As it’s common for both subjects to be taught together, it’s sometimes difficult to discern which is the harder topic out of anatomy or physiology. Most students however, will have experiences from pre-med courses that taught both separately. Especially in the US.
The truth is the answer to this question is subjective. And strongly dependent on the academic backgrounds of the students taking each. Nurses, for example, another group expected to learn physiology, often report physiology being the more difficult subject of the two. Namely because anatomy has conventional terminology, meaning you can generally infer examination questions more easily.
Another reason some students report anatomy being the easier course of the two is that it’s fundamentally dependent on memorization rather than application. Meaning mastery is dependent on time spent familiarising yourself with the material. Mapping out the human body in your mind.
Physiology, it could be argued, requires a greater time expenditure to understand why relationships between organ systems exist. As well as how they work.
Why is Physiology Hard?
According to this 2007 study entitled “What Makes Physiology Hard to Learn”, over 60 postsecondary (college level) physiology teachers responded to an 18-question survey. Reasons for believing physiology is hard includes the following:
- The nature of the discipline
- The way it is taught
- What students bring to the task of learning
The suggestion surrounding the “nature” of physiology as a subject, points to it “requiring causal reasoning, using graphs and mathematics and being highly integrative.” But teachers also report student struggles compartmentalising the information and believing “learning and memorisation [to be] the same thing.”
Based on my personal experience as a student of the subject, this makes sense. Unlike other topics; anatomy, pathology, microbiology etc, where rote memorisation is the order of the day, physiology requires more effort. Students must visualise the mathematical relationships and the formulas at work, rather than memorise what they stand for, to truly excel in the discipline.
For most of us without a math background (like myself) that’s a challenging task.
Another common complaint that the subject faces in terms of difficulty is volume.
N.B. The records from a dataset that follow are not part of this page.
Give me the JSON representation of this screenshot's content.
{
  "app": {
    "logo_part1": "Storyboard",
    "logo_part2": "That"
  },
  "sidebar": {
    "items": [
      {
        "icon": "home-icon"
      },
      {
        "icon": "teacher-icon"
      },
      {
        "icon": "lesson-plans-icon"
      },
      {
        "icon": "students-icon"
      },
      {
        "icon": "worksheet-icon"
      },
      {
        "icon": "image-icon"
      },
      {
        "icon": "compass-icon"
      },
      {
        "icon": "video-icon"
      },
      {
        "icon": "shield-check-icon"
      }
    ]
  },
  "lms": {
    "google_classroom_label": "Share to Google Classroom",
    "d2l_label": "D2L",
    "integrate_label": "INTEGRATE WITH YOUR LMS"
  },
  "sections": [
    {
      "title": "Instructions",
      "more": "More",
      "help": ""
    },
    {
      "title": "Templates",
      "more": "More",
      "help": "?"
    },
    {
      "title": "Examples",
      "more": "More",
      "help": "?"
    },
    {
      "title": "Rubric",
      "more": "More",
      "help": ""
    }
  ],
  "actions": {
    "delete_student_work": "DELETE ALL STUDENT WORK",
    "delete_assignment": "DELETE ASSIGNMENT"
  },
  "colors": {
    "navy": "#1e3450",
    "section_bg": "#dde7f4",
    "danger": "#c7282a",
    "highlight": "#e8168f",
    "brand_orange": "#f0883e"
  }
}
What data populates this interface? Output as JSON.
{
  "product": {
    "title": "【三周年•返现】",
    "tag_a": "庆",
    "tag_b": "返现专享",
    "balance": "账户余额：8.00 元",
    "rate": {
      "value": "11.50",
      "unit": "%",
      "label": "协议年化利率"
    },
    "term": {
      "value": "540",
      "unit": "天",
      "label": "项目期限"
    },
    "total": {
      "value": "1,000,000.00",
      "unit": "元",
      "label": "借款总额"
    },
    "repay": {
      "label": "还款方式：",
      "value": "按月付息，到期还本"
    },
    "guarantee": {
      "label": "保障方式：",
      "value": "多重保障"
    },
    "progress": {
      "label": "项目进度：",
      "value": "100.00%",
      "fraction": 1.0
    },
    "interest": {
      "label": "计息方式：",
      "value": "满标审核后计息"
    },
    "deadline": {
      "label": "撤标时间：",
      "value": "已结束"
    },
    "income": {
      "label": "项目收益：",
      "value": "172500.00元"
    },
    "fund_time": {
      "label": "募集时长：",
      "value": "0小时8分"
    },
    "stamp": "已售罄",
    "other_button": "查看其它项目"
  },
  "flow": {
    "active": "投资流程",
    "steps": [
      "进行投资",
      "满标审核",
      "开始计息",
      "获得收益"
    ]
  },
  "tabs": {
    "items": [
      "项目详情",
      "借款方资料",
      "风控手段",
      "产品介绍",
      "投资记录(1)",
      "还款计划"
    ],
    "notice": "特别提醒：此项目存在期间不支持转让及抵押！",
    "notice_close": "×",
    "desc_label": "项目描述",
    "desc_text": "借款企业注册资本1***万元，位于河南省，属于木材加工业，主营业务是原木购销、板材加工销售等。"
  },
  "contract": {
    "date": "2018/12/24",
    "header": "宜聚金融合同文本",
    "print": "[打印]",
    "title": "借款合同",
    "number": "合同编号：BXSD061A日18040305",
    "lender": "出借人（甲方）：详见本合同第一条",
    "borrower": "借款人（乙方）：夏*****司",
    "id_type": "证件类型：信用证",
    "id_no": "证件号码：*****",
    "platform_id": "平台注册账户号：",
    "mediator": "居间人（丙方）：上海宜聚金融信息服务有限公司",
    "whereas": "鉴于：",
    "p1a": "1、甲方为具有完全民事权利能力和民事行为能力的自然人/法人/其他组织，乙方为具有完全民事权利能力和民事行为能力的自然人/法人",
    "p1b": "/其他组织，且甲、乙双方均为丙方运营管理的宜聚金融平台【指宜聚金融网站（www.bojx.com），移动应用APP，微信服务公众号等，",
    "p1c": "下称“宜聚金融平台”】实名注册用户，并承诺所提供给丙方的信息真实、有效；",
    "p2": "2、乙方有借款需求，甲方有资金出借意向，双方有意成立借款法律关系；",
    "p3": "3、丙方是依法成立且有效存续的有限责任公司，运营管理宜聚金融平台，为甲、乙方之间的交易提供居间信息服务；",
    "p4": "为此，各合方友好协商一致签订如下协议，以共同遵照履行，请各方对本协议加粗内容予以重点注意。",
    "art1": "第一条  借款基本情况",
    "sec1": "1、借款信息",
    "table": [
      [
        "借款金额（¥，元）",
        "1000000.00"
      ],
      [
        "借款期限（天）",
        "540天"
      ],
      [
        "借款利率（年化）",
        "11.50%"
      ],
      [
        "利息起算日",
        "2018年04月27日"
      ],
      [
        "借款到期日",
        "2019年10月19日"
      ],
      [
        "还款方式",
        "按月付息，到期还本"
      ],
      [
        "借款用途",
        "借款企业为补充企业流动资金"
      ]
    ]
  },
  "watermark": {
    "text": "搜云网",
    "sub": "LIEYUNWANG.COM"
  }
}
A lot of students report physiology being very broad, spanning all organ systems, as well as building on a solid foundation of knowledge most are expected to learn in pre-med.
Without that foundation, or with a sub-par understanding, the subject can become even more difficult.
Which poses it’s own problems, especially as physiology is well represented in board or medical licencing examinations like the US’ USMLE series and the UK’s PLAB. Meaning students would do well to work hard and master it.
My Personal Experiences Studying Physiology
In most international European medical schools, where the curriculum is not systems-based, physiology is a second year subject. At my University it is taught separately to Anatomy but both subjects finals occur at the end of the same semester. Hence complementing each other well.
Knowing your anatomy well will certainly help your physiology (and vice versa). But, as mentioned earlier, physiology requires more effort in the understanding. This was true at least in my case.
What helped me personally was to use video explainers for some of the more difficult concepts; hemodynamics, acid-base relationships etc. This enabled me to better visualise what was happening in the body, as well as to see the tricky physics formulas as an image rather than mathematical notation.
YouTube is great in this regard, especially channels like Ninja Nerd Lectures, AK Lectures and the narrated commentaries of Armando Hasudungan. Dr Najeeb also has a very clear way of breaking down concepts too.
To learn more about how I tackled physiology – and other pre-clinical subjects – check out my article how to study medicine effectively.
Physiology can be a tough subject for various reasons. Hopefully this article explains why students struggle with it so that you can see you’re not alone.
Good study habits, the right resources and a patient strategy can all help you overcome its challenges.
I did, so why can’t you?
Image credit: Robina Weermeijer at Unsplash